Charles Isherwood of The New York Times calling it, “Both the most innovative and the best new musical to open on Broadway since Hamilton.”
Naturally, we have our own take on the musical, too—comprised mostly through Josh Groban lyrics.
Go check out this outstanding work of theatre.
"Until you come and sit awhile"
As an audience member, you must first pass through a maze of period-perfect, Russian propaganda-stricken grey walls strewn throughout the theatre.
The show begins with a cool, long accordion tone, ushering in the cast onstage for the opening number, “Prologue.”
For the ensemble, "each restless heart beats so imperfectly" yet shockingly in step. Music director, Or Matias, maintains his collective heartbeat at center stage of the Imperial's pseudo-theatre-in-the-round staging with poignant, heated movement.
The transporting nature of the musical is "brave," to say the least.
The stark contrast of the show's entrance to the actual house itself harkens to director Rachel Chavkin's ingenious storytelling and, upon finding your seat, may have you questioning, "How did I ever fade into this life?"
Groban's Pierre, played Off-Broadway by Dave Malloy, David Abeles, and Scott Stangland, is like "an old friend, gone away" in your distant memory.
He's stern, yet warm during songs like "Dust and Ashes" and "Pierre & Natasha."
"I keep on falling as I'm trying to” understand why Groban has yet to make his Broadway debut; his commanding presence and fluid vocals are “more than just enough."
Denée Benton stuns as title character Natasha, and Grace McLean earns a special shoutout for her powerhouse vocals during “In My House.”
“One truth always stays the same,” however, about a single actor: Lucas Steele. Steele originated the role of Anatole, the suave and seductive suitor, pinning for Natasha’s hand.
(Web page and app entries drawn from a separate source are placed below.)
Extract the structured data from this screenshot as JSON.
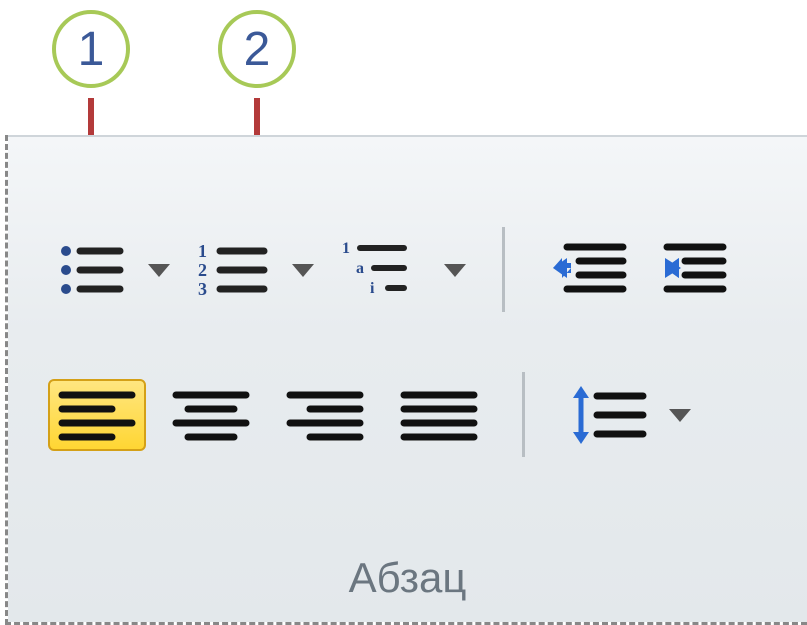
{
  "callouts": {
    "one": "1",
    "two": "2"
  },
  "group_label": "Абзац",
  "colors": {
    "accent": "#2a4b8d",
    "callout_ring": "#a7c957",
    "callout_stick": "#b33a3a",
    "selected_fill": "#ffd633"
  }
}
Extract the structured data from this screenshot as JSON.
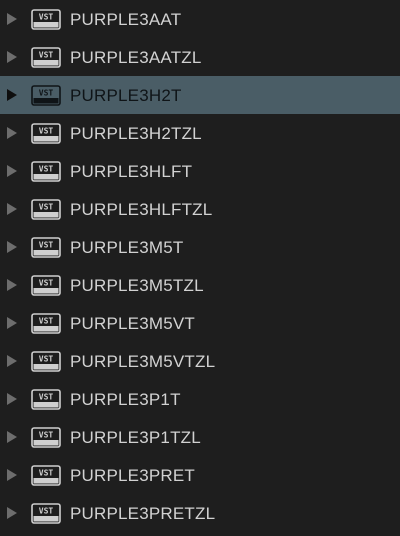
{
  "browser": {
    "plugin_icon": "vst-plugin-icon",
    "expand_icon": "expand-arrow-icon",
    "colors": {
      "background": "#1e1e1e",
      "selected_row": "#4a5d66",
      "text": "#d2d2d2",
      "selected_text": "#0f1417",
      "arrow": "#6d6d6d"
    },
    "items": [
      {
        "label": "PURPLE3AAT",
        "selected": false
      },
      {
        "label": "PURPLE3AATZL",
        "selected": false
      },
      {
        "label": "PURPLE3H2T",
        "selected": true
      },
      {
        "label": "PURPLE3H2TZL",
        "selected": false
      },
      {
        "label": "PURPLE3HLFT",
        "selected": false
      },
      {
        "label": "PURPLE3HLFTZL",
        "selected": false
      },
      {
        "label": "PURPLE3M5T",
        "selected": false
      },
      {
        "label": "PURPLE3M5TZL",
        "selected": false
      },
      {
        "label": "PURPLE3M5VT",
        "selected": false
      },
      {
        "label": "PURPLE3M5VTZL",
        "selected": false
      },
      {
        "label": "PURPLE3P1T",
        "selected": false
      },
      {
        "label": "PURPLE3P1TZL",
        "selected": false
      },
      {
        "label": "PURPLE3PRET",
        "selected": false
      },
      {
        "label": "PURPLE3PRETZL",
        "selected": false
      }
    ]
  }
}
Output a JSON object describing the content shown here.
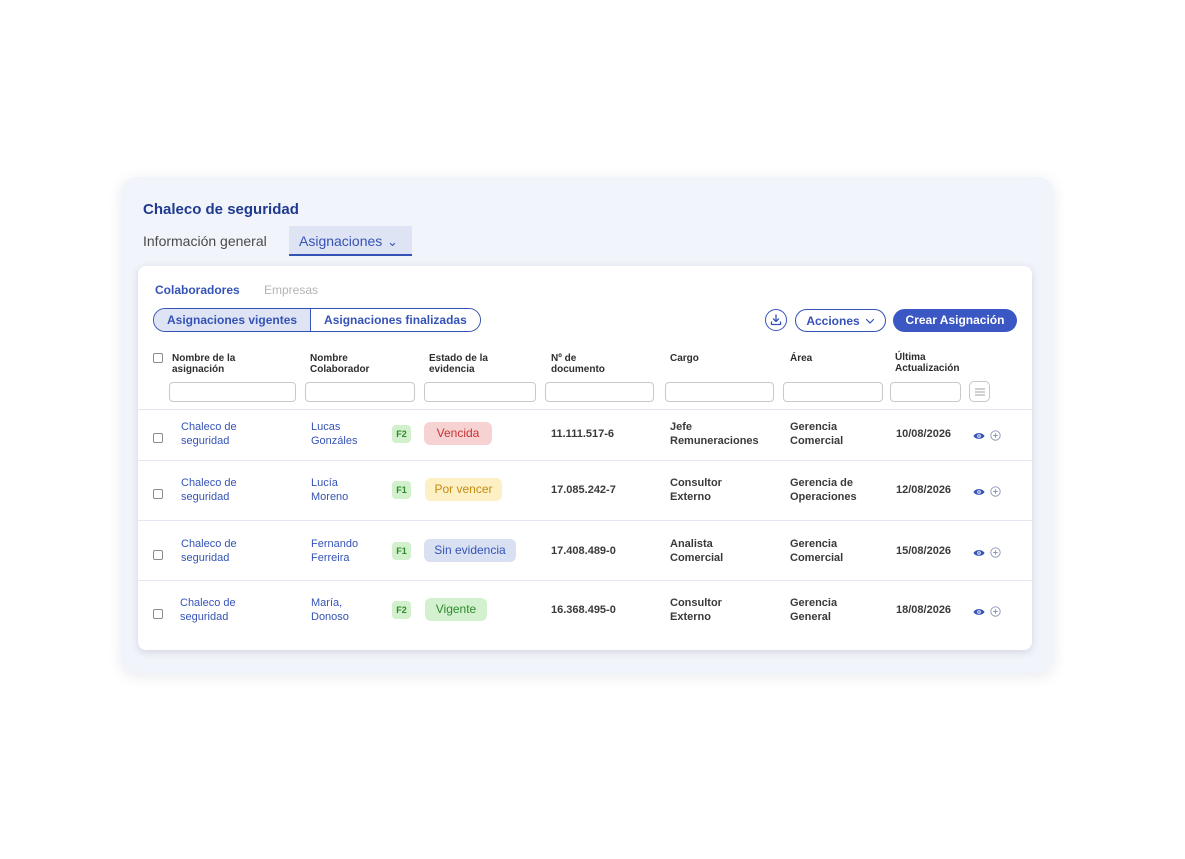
{
  "page": {
    "title": "Chaleco de seguridad",
    "tabs": [
      "Información general",
      "Asignaciones"
    ],
    "active_tab_chevron": "⌄"
  },
  "subtabs": [
    "Colaboradores",
    "Empresas"
  ],
  "segments": [
    "Asignaciones vigentes",
    "Asignaciones finalizadas"
  ],
  "toolbar": {
    "download_icon": "download-icon",
    "acciones_label": "Acciones",
    "crear_label": "Crear Asignación"
  },
  "table": {
    "headers": {
      "nombre_asignacion": [
        "Nombre de la",
        "asignación"
      ],
      "nombre_colaborador": [
        "Nombre",
        "Colaborador"
      ],
      "estado": [
        "Estado de la",
        "evidencia"
      ],
      "documento": [
        "Nº de",
        "documento"
      ],
      "cargo": [
        "Cargo"
      ],
      "area": [
        "Área"
      ],
      "ultima": [
        "Última",
        "Actualización"
      ]
    },
    "rows": [
      {
        "asignacion": [
          "Chaleco de",
          "seguridad"
        ],
        "colaborador": [
          "Lucas",
          "Gonzáles"
        ],
        "badge": "F2",
        "estado": "Vencida",
        "documento": "11.111.517-6",
        "cargo": [
          "Jefe",
          "Remuneraciones"
        ],
        "area": [
          "Gerencia",
          "Comercial"
        ],
        "fecha": "10/08/2026"
      },
      {
        "asignacion": [
          "Chaleco de",
          "seguridad"
        ],
        "colaborador": [
          "Lucía",
          "Moreno"
        ],
        "badge": "F1",
        "estado": "Por vencer",
        "documento": "17.085.242-7",
        "cargo": [
          "Consultor",
          "Externo"
        ],
        "area": [
          "Gerencia de",
          "Operaciones"
        ],
        "fecha": "12/08/2026"
      },
      {
        "asignacion": [
          "Chaleco de",
          "seguridad"
        ],
        "colaborador": [
          "Fernando",
          "Ferreira"
        ],
        "badge": "F1",
        "estado": "Sin evidencia",
        "documento": "17.408.489-0",
        "cargo": [
          "Analista",
          "Comercial"
        ],
        "area": [
          "Gerencia",
          "Comercial"
        ],
        "fecha": "15/08/2026"
      },
      {
        "asignacion": [
          "Chaleco de",
          "seguridad"
        ],
        "colaborador": [
          "María,",
          "Donoso"
        ],
        "badge": "F2",
        "estado": "Vigente",
        "documento": "16.368.495-0",
        "cargo": [
          "Consultor",
          "Externo"
        ],
        "area": [
          "Gerencia",
          "General"
        ],
        "fecha": "18/08/2026"
      }
    ]
  },
  "status_colors": {
    "Vencida": {
      "bg": "#f6d2d2",
      "fg": "#c93232"
    },
    "Por vencer": {
      "bg": "#fdf0c4",
      "fg": "#c48a10"
    },
    "Sin evidencia": {
      "bg": "#d8e0f2",
      "fg": "#3553b6"
    },
    "Vigente": {
      "bg": "#d3f0cf",
      "fg": "#2c8a2c"
    }
  },
  "colors": {
    "accent": "#3553b6",
    "button_primary": "#3b57c4",
    "panel_bg": "#f2f4fb"
  }
}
After winning a Lucille Lortel Award for this dashing interpretation of the novel character, Steele “will defy explanation” as he flourishes in the run of this show, solidifying his Broadway debut.
"A beautiful and blinding" moment occurs in the show's final flourish with the appearance of the actual Great Comet of 1812.
When Groban steps out in his Russian, fur coat, his eyes convey an almost dichotomous sadness and enlightenment as he hears the melody that's playing from within the circular orchestra pit.
With a grandiose culmination, Groban "gazes up beyond the distant star," culminating the prior two and a half hours in one primal, tender moment between the audience and the leading player onstage.
"If I could make these moments endless," I would buy a permanent house seat at the Imperial Theatre.
Until that day, "we'll let tomorrow wait, and "I'll cherish all that [this impeccable cast] gave me."[Feature Image Courtesy Hollywood Reporter]